**Aim of the exercise:** State the number of lines in the following data that contain the string "qianqian", and nothing else.
[[ Data section open ]]
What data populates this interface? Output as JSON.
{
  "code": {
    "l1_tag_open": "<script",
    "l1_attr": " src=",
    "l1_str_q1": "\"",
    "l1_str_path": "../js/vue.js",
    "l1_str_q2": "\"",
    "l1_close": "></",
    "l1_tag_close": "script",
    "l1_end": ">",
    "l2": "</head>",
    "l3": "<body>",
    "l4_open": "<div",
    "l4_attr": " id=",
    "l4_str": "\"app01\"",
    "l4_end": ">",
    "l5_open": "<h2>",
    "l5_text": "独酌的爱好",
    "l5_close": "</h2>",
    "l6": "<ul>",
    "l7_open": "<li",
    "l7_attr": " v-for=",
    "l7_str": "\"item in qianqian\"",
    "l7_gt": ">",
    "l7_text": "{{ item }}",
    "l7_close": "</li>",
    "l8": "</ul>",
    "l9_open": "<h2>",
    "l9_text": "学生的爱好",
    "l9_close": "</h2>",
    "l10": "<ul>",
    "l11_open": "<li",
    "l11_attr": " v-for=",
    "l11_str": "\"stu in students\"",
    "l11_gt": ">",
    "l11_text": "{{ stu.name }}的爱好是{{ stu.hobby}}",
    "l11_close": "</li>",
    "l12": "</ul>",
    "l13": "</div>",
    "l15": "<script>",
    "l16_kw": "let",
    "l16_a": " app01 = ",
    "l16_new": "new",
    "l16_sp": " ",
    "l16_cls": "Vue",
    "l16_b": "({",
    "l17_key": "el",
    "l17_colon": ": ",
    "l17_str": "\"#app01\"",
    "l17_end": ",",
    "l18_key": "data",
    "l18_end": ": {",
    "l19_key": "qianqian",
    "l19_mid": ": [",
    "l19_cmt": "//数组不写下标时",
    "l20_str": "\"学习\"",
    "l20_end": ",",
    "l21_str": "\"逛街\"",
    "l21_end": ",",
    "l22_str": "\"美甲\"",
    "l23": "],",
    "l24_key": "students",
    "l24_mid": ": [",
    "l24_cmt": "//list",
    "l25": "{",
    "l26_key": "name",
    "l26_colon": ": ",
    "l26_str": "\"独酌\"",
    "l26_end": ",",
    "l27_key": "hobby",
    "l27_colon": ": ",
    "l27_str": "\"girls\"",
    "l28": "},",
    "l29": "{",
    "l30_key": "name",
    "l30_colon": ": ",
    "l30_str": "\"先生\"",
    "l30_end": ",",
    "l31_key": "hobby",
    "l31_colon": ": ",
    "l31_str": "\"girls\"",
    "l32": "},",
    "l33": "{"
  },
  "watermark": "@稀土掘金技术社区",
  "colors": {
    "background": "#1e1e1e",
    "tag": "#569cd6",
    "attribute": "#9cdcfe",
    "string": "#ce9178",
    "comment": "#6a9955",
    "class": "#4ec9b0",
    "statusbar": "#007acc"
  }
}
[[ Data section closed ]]
**Task response:** 2